Former Haslam aide’s eligibility for Knox election commission seat questioned

A question has been raised about whether Hannah Parker, a former aide to Gov. Bill Haslam recently named to serve on the Knox County Election Commission, is eligible to serve because of a residency requirement in state law. But state Rep. Ryan Haynes, chairman of the Knox County legislative delegation, tells Georgiana Vines that he’s checked with the appropriate official and she’s OK.

State law says election commissioners must be a resident of the county where they serve for at least two years.

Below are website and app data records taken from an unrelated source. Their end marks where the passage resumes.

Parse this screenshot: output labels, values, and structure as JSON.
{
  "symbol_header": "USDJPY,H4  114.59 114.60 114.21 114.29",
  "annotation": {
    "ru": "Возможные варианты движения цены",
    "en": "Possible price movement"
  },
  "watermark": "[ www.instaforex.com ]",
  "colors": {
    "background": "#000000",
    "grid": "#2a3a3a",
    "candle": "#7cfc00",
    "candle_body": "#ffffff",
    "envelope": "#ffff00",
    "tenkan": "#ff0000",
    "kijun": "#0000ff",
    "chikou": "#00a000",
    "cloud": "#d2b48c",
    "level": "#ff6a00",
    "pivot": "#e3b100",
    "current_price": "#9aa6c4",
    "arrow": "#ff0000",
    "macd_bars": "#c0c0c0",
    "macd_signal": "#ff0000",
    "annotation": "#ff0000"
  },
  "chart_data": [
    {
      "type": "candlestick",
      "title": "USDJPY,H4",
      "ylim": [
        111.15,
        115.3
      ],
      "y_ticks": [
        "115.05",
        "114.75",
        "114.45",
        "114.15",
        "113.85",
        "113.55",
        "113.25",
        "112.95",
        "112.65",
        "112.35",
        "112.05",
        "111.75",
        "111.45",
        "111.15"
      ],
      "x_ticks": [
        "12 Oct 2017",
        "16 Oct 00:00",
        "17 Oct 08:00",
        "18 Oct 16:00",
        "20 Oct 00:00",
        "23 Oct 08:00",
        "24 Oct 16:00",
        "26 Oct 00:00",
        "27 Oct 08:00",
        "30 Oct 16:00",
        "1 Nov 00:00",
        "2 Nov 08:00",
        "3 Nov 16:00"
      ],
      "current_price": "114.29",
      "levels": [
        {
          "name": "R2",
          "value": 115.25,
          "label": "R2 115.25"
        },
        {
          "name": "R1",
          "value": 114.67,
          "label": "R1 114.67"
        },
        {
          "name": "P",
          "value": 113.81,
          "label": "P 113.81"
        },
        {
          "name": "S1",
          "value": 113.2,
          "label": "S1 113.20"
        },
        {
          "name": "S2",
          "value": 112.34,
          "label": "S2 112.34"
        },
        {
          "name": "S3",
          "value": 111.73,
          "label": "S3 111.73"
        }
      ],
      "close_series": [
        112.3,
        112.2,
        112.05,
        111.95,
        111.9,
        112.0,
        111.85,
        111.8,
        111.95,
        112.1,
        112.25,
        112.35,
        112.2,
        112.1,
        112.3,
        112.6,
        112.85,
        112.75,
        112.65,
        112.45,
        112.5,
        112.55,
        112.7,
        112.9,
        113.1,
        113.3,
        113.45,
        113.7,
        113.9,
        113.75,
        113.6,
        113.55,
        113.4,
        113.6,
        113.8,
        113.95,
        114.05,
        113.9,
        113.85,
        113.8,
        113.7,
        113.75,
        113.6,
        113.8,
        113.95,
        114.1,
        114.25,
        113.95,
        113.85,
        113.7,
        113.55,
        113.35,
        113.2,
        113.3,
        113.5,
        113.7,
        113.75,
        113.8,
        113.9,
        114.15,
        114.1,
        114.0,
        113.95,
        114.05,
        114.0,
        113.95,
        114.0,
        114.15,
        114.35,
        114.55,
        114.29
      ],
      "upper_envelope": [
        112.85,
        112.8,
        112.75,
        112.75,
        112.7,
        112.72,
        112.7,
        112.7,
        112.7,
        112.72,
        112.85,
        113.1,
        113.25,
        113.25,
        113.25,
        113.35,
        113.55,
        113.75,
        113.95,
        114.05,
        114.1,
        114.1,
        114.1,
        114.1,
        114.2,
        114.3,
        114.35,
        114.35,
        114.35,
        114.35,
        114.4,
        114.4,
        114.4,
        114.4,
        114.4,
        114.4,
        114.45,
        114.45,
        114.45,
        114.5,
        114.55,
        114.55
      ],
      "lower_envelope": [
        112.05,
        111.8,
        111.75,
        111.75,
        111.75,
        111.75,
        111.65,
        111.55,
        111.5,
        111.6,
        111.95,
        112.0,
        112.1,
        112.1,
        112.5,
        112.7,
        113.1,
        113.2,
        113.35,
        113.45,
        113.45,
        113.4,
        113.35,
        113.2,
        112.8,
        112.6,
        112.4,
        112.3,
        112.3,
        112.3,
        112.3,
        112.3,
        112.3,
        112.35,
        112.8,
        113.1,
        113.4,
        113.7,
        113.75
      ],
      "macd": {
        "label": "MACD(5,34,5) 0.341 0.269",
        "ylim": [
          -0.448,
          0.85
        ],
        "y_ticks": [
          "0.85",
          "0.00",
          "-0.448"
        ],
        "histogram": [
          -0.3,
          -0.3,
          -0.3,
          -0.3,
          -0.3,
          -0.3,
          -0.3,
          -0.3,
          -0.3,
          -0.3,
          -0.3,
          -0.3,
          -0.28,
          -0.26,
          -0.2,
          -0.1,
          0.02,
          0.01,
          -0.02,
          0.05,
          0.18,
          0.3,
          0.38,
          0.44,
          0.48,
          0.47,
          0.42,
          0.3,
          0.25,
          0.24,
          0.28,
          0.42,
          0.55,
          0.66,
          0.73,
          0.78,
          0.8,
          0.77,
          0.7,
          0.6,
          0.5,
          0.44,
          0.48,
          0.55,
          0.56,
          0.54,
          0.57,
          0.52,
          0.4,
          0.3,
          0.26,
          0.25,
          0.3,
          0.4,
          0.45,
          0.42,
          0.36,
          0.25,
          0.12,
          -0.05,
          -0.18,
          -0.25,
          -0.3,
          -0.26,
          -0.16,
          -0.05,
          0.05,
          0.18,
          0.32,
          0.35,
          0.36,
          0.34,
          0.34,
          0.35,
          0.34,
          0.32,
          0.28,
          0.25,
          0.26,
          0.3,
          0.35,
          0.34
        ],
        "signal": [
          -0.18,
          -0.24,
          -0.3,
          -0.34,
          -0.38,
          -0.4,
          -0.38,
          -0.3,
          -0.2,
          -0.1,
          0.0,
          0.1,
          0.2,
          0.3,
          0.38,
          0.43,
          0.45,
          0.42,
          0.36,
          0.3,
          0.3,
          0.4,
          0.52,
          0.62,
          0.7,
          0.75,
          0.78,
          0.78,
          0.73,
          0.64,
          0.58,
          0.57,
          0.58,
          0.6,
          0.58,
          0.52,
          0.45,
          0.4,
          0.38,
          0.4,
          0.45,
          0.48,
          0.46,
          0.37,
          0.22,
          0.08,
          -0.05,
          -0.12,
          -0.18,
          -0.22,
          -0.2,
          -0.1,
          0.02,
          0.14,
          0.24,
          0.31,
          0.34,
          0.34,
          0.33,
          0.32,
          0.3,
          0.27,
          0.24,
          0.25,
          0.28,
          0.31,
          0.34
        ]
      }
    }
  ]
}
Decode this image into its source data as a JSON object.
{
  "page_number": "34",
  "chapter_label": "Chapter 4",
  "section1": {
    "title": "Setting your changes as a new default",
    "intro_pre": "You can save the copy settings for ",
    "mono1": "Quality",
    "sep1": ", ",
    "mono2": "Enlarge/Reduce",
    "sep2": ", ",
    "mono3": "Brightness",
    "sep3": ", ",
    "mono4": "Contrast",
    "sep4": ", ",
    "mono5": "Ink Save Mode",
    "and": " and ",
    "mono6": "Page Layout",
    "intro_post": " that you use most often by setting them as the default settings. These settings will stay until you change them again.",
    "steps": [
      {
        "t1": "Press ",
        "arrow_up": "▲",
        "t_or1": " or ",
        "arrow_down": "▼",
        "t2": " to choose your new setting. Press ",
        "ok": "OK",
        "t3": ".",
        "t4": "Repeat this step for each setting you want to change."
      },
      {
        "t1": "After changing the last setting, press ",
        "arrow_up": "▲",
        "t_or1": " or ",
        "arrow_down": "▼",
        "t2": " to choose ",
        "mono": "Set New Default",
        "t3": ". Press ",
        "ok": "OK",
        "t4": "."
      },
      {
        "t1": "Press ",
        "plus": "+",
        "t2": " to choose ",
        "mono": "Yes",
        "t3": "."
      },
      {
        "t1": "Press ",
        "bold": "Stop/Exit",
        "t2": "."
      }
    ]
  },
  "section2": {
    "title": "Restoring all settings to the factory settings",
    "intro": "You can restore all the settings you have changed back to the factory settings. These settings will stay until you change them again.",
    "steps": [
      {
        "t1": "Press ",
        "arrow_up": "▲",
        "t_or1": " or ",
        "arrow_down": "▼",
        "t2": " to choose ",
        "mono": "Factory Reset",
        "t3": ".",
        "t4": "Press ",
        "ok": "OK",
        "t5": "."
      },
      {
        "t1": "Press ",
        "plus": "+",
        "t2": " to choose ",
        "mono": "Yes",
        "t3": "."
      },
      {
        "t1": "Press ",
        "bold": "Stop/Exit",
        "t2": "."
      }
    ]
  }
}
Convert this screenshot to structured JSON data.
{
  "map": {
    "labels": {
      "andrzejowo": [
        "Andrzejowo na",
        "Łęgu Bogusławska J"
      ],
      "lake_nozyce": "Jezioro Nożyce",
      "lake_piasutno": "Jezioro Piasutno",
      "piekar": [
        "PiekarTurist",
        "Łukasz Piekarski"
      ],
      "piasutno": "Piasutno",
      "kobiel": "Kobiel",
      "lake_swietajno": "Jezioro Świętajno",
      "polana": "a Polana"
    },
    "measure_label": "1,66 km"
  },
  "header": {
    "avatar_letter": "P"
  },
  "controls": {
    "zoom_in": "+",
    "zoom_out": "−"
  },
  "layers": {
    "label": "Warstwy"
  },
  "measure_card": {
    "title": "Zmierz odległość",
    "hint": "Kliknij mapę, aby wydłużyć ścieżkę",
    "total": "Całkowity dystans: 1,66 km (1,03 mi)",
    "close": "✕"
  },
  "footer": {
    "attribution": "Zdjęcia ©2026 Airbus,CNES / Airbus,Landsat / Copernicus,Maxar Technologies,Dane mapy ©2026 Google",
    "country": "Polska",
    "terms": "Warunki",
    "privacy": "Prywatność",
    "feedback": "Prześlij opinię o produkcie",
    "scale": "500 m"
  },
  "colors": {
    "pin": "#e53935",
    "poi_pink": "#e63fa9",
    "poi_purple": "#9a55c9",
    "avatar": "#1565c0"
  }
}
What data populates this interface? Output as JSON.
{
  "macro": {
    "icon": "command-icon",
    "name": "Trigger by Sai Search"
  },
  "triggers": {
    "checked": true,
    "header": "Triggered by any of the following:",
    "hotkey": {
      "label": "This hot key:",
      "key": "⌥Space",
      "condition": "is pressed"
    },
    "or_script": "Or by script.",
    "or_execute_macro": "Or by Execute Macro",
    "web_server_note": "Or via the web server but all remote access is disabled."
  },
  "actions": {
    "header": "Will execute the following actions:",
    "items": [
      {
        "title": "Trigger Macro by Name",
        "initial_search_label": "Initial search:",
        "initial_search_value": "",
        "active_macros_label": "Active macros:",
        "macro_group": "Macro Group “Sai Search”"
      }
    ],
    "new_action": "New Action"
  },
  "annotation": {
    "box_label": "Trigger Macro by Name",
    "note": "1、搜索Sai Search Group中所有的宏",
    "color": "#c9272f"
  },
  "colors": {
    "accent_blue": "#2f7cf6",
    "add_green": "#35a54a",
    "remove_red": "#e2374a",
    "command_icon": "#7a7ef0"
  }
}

Parker, 28, is a native of Knoxville, registered to vote in Knox County when she was 18 and is registered now. But there was about a 3½-year period when she was in Nashville working for Gov. Bill Haslam (Note: She had the title of deputy for operations) and living there that she was registered with the Davidson County Election Commission.

She returned to Knoxville last year.

Haynes, who is delegation chairman, said he talked Friday afternoon with Coordinator Mark Goins and Secretary of State Tre Hargett about Parker’s eligibility.

“I am confident that Hannah is within the law to serve on the Election Commission,” Haynes, R-Knoxville, said. “I’d love to have her serve and speak only for myself. I am confident that she is eligible to serve.”
Earlier in the day he had said there were questions about her eligibility, and she might not be able to serve.

Appointments actually are made by the state Election Commission with those board members following recommendations of legislators…. Parker was appointed to replace Rob McNutt. The legislators named two other Republican incumbents for reappointment, lawyers Bob Bowman and Chris Heagerty.

…Parker said at the end of the day, she wants to operate out of an abundance of caution.

“I don’t want to do anything that makes the election process (seem not) above board,” Parker said.